- **Task statement**
Your answer should hold only the lines from the one containing "Enumerate this screenshot's" through the last line below, copied exactly; pictures stay out.

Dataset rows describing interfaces
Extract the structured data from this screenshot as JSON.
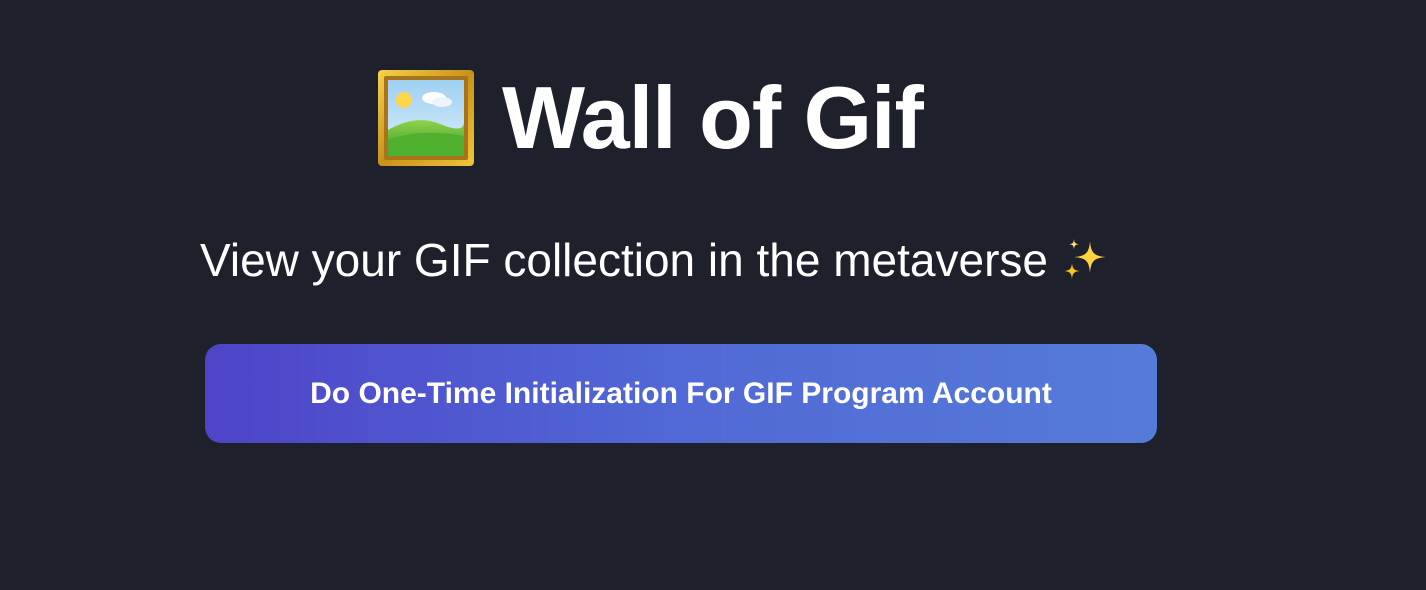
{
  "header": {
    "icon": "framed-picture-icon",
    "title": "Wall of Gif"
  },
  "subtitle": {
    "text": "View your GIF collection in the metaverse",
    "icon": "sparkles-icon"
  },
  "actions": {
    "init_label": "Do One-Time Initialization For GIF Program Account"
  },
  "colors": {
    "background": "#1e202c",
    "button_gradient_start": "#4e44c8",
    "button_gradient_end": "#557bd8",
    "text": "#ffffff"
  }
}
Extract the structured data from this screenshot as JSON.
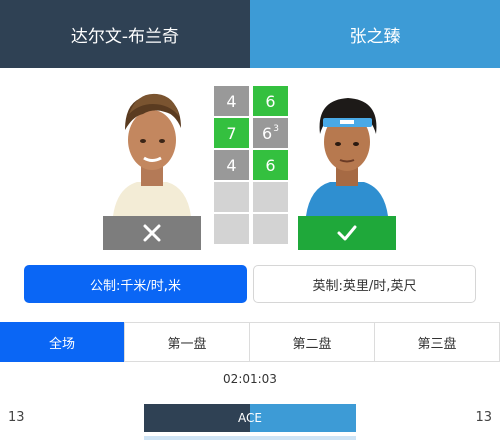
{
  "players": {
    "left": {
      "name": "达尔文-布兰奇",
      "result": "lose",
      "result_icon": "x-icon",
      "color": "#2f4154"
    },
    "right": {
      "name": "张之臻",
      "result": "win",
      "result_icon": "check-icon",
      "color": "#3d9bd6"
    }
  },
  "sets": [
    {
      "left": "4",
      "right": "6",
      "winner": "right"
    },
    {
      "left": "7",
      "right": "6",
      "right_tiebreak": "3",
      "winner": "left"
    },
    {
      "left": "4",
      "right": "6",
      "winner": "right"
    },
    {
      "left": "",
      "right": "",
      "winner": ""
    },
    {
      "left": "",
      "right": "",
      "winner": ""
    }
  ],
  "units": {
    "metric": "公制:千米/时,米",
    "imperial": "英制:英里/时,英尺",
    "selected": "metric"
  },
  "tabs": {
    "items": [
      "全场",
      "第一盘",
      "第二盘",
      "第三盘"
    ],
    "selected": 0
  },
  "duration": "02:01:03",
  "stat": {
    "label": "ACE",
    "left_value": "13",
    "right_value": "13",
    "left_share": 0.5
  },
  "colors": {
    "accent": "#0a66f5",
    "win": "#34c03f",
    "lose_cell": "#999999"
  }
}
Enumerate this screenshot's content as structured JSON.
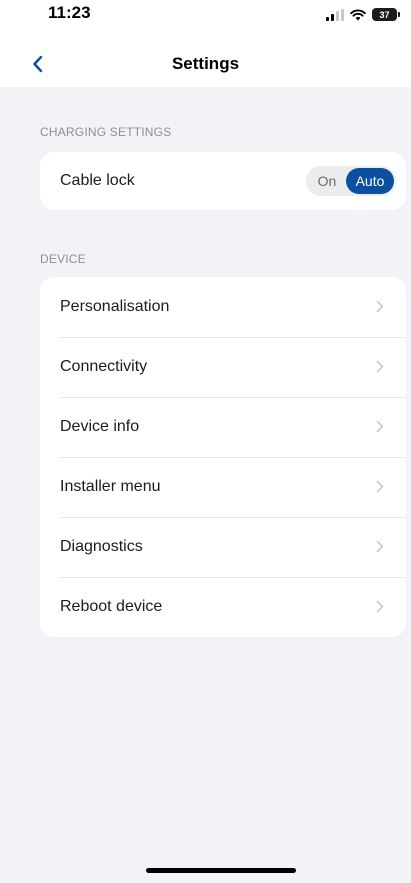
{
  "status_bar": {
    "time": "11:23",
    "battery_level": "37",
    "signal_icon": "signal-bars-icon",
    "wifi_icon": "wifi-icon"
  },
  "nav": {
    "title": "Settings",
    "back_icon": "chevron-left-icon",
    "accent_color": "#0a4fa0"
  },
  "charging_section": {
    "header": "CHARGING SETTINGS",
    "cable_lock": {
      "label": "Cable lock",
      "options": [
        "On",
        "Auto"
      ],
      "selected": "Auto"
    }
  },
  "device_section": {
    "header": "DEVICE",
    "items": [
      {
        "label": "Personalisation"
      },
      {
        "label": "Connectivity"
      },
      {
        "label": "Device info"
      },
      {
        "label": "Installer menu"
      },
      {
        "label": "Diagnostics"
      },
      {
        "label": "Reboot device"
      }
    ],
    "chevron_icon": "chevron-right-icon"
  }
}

- **The answer**
Enumerate this screenshot's content as structured JSON.
{
  "status_bar": {
    "time": "11:23",
    "battery_level": "37",
    "signal_icon": "signal-bars-icon",
    "wifi_icon": "wifi-icon"
  },
  "nav": {
    "title": "Settings",
    "back_icon": "chevron-left-icon",
    "accent_color": "#0a4fa0"
  },
  "charging_section": {
    "header": "CHARGING SETTINGS",
    "cable_lock": {
      "label": "Cable lock",
      "options": [
        "On",
        "Auto"
      ],
      "selected": "Auto"
    }
  },
  "device_section": {
    "header": "DEVICE",
    "items": [
      {
        "label": "Personalisation"
      },
      {
        "label": "Connectivity"
      },
      {
        "label": "Device info"
      },
      {
        "label": "Installer menu"
      },
      {
        "label": "Diagnostics"
      },
      {
        "label": "Reboot device"
      }
    ],
    "chevron_icon": "chevron-right-icon"
  }
}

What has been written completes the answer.